  2. The charge rate on a 3-pin cable is 10A, which means it can take a lot longer to charge the vehicle (up to 12 hours from empty)
  3. I have to unplug the kettle in order to plug in the car (socket nearest to the kitchen window)… therefore it severely limits my tea-drinking habit.

Clearly, this situation cannot continue for long. I can sort of live with the slower charge time, and the area where I live has very low crime figures… but the restriction on hot beverages is untenable. I’m sure, dear reader, that you can sympathise with me on this!

The government has cut back on the home charger grant, so you now need to pay towards the installation. It’s still heavily subsidised, but OLEV will only pay up to 70% of the cost, so typically it can cost the homeowner around £200-300+ for a fully fitted charge point.

abl_sursum_emh1_2So I have looked into the various options for charge point supplier (Chargemaster, Rolec, PodPoint, etc), and found a local company who install chargers (as well as Solar PV, Heat Pumps etc). They are called The Phoenix Works, and the unit they fit is by a German manufacturer called ABL.

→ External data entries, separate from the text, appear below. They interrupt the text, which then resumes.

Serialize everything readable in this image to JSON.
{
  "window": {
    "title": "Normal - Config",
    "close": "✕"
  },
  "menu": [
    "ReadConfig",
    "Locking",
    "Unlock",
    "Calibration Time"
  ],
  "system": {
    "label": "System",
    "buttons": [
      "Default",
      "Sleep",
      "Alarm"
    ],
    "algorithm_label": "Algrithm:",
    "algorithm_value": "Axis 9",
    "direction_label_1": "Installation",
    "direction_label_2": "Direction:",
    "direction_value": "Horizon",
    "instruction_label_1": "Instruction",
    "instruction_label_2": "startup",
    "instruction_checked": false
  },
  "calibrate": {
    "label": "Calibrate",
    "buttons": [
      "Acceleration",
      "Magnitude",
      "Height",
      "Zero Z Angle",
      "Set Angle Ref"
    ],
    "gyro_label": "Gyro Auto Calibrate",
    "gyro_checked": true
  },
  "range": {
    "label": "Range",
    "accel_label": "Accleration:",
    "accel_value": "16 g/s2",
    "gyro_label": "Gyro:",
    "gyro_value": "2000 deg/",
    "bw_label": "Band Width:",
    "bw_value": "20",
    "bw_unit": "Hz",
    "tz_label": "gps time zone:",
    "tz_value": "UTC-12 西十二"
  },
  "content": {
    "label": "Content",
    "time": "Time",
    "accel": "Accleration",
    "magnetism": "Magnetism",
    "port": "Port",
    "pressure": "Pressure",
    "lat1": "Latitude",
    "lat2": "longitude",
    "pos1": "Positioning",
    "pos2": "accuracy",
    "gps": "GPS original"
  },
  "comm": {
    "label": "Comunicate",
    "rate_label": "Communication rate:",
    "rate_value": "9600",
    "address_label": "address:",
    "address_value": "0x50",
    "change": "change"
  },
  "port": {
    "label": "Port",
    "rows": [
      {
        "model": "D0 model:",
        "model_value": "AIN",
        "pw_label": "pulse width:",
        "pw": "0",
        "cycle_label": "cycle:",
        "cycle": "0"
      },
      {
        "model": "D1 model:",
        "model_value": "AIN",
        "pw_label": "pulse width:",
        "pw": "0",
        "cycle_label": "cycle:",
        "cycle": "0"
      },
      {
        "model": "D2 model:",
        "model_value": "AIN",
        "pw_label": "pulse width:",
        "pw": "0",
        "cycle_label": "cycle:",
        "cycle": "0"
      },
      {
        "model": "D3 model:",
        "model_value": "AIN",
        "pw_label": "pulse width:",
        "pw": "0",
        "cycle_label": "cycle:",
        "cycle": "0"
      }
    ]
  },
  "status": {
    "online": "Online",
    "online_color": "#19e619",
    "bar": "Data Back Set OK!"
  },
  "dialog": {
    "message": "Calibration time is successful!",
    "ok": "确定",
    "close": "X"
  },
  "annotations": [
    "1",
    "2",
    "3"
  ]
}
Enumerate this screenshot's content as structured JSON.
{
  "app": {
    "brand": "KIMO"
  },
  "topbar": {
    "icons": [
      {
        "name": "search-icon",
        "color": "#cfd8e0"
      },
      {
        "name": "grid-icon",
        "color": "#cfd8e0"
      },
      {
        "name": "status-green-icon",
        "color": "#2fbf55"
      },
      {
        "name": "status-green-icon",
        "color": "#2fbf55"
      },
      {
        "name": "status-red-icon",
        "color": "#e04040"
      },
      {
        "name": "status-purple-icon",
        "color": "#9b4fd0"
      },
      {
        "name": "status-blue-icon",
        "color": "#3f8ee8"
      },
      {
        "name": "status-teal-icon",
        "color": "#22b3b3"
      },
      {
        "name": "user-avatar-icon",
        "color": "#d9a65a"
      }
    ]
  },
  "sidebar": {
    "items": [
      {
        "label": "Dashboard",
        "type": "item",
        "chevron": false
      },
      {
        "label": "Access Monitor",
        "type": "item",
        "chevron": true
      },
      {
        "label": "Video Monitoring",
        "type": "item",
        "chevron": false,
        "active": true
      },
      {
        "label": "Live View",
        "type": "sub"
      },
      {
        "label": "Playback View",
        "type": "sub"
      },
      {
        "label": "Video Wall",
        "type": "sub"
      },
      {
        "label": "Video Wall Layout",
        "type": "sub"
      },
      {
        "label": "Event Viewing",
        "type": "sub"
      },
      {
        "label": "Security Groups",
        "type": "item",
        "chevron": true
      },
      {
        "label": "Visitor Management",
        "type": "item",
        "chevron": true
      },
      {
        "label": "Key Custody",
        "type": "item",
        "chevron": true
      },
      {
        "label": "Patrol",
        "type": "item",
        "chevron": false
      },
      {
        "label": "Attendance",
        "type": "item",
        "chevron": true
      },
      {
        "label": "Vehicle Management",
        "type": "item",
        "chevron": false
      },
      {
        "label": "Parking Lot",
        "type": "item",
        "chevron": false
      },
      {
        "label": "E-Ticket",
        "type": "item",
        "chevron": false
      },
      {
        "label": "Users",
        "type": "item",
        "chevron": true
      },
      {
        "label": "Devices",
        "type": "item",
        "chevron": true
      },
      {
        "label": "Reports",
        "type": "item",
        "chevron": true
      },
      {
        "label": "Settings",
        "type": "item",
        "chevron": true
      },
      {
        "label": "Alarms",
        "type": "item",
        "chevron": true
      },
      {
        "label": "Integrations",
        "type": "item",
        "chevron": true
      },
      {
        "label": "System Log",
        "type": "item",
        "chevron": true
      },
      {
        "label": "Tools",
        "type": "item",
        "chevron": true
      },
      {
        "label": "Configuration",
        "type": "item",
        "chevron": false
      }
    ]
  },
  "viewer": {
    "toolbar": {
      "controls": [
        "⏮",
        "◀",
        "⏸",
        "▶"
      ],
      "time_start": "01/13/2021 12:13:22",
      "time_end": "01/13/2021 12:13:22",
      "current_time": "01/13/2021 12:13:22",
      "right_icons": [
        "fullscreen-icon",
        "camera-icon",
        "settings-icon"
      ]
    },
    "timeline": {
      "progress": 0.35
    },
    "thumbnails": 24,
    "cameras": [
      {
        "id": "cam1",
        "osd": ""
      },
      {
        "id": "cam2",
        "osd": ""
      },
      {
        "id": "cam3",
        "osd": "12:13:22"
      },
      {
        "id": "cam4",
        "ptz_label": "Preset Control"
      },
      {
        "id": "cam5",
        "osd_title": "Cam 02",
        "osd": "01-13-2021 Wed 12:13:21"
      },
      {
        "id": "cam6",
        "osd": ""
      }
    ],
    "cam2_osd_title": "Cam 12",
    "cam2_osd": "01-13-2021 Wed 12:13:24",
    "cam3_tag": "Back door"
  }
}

The charger itself is a 32Amp Type-2 socket, which can recharge a LEAF/e-NV200 (with the 6.6kW charger option) in as little as 4 hours. It’s also compatible with the standard LEAF/e-NV200 with the 3kW charger, but due to the lower rated on-board charger, it will take 8 hours. I decided to go for the 32 Amp charge point, as it means that I will always have the best charge rate available, regardless of whether I replace my vehicle in the future.

The installation date is set for Friday 28th August – I’ll report back once it is fitted, and share some pictures showing the work done.